Drivers might see a brake fluid warning light if a leak occurs, and according to Consumer Reports, drivers "may also notice changes in how the brake pedal feels when it's pushed down and that it takes longer to stop the vehicle."

Ford recalled some Lincoln MKX SUVs and Ford Edges in 2020 for a similar problem.

#1. Hyundai and Kia fire risk

Hyundai Elantra at the LA Auto Show in 2015.

Roman Korotkov // Shutterstock

- Potentially affected vehicles: 3.3 million
- Date reported: Sept. 22 & 25
- Cars affected: Several Hyundai and Kia cars

Hyundai and Kia are recalling several of their cars after discovering that they may catch fire.

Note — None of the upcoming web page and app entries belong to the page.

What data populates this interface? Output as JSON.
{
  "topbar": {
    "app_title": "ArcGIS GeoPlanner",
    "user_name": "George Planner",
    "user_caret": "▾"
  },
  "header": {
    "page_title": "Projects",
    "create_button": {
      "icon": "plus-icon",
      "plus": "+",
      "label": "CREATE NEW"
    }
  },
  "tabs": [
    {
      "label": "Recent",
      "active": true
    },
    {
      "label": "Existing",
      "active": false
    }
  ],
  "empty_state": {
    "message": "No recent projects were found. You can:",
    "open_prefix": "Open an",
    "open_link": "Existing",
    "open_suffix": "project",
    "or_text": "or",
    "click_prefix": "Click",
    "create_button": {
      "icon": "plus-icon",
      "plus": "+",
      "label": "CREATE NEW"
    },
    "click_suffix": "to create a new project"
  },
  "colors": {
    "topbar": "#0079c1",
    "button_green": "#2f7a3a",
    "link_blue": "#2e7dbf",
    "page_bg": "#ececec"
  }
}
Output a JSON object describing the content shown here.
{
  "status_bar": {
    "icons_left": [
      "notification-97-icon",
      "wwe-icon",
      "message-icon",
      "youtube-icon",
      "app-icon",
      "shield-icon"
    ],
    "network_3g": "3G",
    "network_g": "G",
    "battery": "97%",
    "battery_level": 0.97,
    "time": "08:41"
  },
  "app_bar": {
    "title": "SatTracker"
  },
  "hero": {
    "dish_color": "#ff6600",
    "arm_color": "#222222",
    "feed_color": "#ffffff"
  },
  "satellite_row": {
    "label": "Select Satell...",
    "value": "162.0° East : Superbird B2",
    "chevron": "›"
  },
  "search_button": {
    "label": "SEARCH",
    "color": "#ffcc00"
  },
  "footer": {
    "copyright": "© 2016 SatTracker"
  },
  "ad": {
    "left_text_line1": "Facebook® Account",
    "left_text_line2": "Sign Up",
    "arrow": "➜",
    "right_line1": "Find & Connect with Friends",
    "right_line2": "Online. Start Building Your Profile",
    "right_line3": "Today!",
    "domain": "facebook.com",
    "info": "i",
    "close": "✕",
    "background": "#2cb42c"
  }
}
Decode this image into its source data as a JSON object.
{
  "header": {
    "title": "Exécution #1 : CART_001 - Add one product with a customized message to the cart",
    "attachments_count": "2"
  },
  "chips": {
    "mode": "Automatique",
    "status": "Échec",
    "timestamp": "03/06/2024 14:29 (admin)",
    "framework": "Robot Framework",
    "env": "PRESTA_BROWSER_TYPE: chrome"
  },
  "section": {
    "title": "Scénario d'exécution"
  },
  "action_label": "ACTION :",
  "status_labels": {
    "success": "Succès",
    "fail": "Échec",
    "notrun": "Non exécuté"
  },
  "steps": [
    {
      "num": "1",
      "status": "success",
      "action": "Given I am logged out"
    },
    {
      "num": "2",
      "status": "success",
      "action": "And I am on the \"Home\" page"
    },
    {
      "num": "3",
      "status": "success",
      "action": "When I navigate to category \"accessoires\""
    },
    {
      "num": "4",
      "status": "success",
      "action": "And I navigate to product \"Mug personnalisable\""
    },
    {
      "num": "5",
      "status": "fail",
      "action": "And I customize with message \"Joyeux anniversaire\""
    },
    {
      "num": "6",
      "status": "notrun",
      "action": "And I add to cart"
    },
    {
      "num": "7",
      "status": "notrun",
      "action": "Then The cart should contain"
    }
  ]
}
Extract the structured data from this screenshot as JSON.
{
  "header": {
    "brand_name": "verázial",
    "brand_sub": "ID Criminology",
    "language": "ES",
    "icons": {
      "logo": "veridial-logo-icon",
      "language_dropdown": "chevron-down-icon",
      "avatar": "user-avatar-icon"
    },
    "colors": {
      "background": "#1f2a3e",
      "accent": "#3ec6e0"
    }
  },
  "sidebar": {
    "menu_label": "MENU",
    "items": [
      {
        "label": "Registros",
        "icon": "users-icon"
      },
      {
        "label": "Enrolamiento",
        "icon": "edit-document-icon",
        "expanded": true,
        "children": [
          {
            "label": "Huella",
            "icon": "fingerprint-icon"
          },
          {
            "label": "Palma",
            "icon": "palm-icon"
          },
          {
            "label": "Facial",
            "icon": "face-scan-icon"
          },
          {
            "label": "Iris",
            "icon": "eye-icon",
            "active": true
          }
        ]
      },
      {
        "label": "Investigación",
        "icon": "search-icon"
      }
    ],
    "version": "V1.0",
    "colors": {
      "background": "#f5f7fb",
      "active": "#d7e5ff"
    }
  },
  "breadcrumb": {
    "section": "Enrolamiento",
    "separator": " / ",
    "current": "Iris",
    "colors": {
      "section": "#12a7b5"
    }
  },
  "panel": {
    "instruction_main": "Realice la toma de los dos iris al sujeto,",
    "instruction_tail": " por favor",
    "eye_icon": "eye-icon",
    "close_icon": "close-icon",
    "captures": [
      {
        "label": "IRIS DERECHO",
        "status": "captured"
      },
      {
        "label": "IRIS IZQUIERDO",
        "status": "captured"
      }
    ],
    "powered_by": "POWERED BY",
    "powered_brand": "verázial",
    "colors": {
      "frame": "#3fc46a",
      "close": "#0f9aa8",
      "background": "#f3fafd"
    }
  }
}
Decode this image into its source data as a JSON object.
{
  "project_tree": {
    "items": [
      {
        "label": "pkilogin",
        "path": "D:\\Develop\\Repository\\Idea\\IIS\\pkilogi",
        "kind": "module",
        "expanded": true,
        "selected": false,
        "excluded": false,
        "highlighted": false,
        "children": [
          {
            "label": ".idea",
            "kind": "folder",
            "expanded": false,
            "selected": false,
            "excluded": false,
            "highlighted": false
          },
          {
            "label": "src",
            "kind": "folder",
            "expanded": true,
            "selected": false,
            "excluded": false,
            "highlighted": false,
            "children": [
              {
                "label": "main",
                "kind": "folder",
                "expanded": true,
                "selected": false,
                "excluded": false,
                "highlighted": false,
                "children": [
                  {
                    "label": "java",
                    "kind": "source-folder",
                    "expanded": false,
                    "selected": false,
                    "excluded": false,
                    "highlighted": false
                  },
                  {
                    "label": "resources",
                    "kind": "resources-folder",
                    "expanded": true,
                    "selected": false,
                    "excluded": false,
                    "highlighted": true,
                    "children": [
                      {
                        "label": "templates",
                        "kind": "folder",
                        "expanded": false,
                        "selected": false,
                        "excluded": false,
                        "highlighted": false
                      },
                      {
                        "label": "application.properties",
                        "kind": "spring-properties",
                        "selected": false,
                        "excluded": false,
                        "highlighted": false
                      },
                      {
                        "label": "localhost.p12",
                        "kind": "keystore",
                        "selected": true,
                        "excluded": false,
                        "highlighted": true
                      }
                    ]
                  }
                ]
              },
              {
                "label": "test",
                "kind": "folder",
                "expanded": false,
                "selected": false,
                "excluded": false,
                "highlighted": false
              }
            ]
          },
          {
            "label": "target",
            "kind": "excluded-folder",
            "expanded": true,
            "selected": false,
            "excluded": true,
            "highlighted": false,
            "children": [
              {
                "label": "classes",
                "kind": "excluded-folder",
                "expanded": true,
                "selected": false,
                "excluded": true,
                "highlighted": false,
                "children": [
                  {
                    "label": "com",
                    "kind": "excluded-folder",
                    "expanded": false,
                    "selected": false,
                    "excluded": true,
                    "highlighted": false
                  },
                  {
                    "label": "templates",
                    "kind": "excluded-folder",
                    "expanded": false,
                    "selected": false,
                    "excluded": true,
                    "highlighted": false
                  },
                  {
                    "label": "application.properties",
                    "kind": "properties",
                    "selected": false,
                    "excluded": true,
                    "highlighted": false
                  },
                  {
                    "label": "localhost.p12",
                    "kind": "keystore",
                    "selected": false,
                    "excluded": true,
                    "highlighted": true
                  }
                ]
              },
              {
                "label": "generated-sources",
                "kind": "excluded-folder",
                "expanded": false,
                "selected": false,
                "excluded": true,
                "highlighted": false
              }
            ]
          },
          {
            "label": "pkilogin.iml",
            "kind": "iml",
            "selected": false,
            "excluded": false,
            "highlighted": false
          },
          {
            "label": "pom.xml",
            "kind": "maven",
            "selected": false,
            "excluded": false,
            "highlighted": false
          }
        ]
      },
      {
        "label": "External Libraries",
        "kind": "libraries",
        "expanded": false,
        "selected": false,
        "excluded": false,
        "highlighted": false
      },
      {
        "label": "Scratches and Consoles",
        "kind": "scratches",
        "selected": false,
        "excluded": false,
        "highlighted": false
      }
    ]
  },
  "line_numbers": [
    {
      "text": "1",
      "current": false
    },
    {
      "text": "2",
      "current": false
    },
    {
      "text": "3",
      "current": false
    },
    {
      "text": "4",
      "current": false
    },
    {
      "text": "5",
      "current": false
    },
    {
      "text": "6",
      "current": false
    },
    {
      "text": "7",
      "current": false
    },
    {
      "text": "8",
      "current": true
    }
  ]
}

In Hyundais, the anti-lock brake system can leak, trigger an electrical shortage, and ultimately cause a fire in the engine area. In Kias, the cause of fire may be a similar part, called the hydraulic electronic control unit, short-circuiting and causing the fire. The parts were produced by HL Mando Corp., or Mando.

Affected Hyundais include 2011-2015 Elantra, Genesis Coupe, Sonata Hybrid, 2012-2015 Accent, Azera, Veloster, 2013-2015 Elantra Coupe, Santa Fe, 2014-2015 Equus, 2010-2012 Veracruz, 2010-2013 Tucson, 2015 Tucson Fuel Cell, and 2013 Santa Fe Sport vehicles.

Affected Kias include 2010-2019 Borrego SUVs, 2014-2016 Cadenza SUVs, 2010-2013 Forte and Forte Koup sedans and coupes, 2015-2018 K900 sedans, 2011-2015 Optima sedans, 2012-2017 Rio sedans and hatchbacks, 2010-2011 Rondo hatchbacks, 2011-2014 Sorento SUVs, 2011-2013 Soul hatchbacks, and 2010-2013 Sportage SUVs.

The carmakers noted that the cars can catch fire while parked or driving, and asked drivers to park outside and away from buildings until a dealer is able to repair the issue. Hyundai says it will mail notification letters to vehicle owners in November 2023.

Data reporting by Paxtyn Merten. Story editing by Ashleigh Graf. Copy editing by Tim Bruns. Photo selection by Michael Flocker.

This story originally appeared on Insurify and was produced and distributed in partnership with Stacker Studio.